On a rainy Thursday in May, after their finals were over, the Fairfield University men’s and women’s crew teams boarded a bus to Philadelphia. We watched as the sky turned from dark gray to light blue, while trees disappeared and were replaced by the tall buildings of Philadelphia. I only went to the regatta as a spectator, but I’m glad I went.
Dad Vail is a huge event with many trailers, tents, and (I would estimate) at least a few hundred people. It took about 20 minutes to walk from the furthest trailer to the last tent. There were various vendors selling various foods, clothes, and even ergs. You could even get free cowbells, so naturally we had the pleasure of listening to those all weekend. We spent most of Friday and Saturday watching the boats row by.
I overheard someone give a “sparknotes version” of the history of Dad Vail, which is that there was a school that banned rowing and a coach whose last name was “Vail” brought the sport back to varsity status and made it successful.
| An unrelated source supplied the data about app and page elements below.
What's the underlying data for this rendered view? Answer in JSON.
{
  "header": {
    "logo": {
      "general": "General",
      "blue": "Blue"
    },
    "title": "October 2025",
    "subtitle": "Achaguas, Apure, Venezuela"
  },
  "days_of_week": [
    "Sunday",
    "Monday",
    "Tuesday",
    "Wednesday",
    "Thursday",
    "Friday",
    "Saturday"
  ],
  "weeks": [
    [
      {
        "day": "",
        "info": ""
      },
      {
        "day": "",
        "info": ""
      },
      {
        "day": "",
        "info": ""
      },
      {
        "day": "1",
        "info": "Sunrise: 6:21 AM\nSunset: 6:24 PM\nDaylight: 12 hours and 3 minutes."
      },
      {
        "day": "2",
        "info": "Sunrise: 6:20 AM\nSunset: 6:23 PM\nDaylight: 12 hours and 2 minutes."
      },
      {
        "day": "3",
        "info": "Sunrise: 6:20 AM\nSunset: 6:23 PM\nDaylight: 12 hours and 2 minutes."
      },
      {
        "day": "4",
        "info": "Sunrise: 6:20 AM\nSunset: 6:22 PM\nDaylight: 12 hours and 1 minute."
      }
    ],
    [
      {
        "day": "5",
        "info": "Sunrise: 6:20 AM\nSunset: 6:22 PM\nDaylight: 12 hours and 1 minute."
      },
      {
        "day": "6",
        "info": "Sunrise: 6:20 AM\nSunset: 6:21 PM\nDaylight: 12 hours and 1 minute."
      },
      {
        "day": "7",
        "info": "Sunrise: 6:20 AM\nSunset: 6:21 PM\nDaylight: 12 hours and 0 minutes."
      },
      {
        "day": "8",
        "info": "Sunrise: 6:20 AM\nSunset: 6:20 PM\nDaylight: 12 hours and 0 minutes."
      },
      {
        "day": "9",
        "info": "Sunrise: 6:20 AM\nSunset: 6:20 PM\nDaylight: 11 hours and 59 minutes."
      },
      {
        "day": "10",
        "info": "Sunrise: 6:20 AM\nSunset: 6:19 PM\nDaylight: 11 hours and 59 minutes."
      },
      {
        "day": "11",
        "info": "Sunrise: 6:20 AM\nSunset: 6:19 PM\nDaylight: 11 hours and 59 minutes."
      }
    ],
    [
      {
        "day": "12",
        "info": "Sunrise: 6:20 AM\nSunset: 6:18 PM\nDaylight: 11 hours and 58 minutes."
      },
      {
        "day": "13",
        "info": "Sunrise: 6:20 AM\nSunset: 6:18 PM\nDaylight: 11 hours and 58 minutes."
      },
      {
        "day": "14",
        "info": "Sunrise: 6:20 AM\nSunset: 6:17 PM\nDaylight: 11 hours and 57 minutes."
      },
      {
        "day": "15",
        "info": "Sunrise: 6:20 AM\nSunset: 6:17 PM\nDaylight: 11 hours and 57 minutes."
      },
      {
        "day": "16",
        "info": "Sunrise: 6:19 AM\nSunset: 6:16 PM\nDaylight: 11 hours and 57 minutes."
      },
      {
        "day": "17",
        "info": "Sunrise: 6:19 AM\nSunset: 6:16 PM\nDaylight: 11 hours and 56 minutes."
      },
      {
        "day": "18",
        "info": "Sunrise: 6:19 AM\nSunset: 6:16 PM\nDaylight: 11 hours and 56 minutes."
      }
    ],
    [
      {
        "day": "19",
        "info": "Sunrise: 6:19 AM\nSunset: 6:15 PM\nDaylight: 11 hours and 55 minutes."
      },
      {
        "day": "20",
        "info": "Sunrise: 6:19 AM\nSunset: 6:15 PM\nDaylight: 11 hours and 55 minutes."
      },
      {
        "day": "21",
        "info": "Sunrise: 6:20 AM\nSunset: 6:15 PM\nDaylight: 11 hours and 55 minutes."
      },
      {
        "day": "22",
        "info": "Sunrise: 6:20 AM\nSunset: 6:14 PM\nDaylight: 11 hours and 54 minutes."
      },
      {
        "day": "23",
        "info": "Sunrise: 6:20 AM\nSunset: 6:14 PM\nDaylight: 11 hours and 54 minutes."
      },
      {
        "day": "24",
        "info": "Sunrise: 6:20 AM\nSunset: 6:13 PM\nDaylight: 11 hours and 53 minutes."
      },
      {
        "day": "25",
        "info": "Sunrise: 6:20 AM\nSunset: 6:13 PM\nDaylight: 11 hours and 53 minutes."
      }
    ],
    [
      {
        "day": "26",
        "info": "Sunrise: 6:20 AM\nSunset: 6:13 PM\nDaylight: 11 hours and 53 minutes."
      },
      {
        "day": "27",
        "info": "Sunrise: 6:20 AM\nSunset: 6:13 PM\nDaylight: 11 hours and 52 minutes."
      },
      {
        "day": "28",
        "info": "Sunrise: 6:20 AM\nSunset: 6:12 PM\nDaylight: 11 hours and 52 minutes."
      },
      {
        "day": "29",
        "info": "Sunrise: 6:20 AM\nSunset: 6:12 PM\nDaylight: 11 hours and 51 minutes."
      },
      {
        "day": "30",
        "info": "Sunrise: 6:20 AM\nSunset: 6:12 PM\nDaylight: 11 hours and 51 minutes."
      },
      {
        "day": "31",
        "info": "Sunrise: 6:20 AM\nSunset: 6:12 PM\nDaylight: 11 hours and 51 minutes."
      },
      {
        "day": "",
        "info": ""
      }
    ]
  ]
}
So he got the nickname “Dad Vail” and here we are several decades later.
According to one of the coaches, the way the event was structured didn’t make sense, because advancement to the next heat was determined by heat result rather than time. Therefore a boat that came in 3rd place against slow boats could potentially race against much faster boats in a semi-final. Also, lanes 1 and 6 were on the outside and therefore didn’t benefit as much from the current. I didn’t see and boat in either lane do very well the entire time (though I was told that a few in those lanes managed to win some races).
The clouds reached Philly by Saturday, and it rained lightly most of the morning. Fortunately we were protected by our yellow-striped tent. Swarms of mosquitoes joined us, but for the most part they stayed up at the top of the tent trying fruitlessly to escape, while we enjoyed strawberries and other delicious foods provided by the parents.
As far as our athletic success went, our women’s team performed well, and one of their crews won a gold medal. The bus returned to Fairfield the following Saturday, where we encountered thunder and lightning that lasted until the night. I am now back home with the weight of my junior year academics off my shoulders, in search of new weights (and since I need to start training for next season, I mean that literally).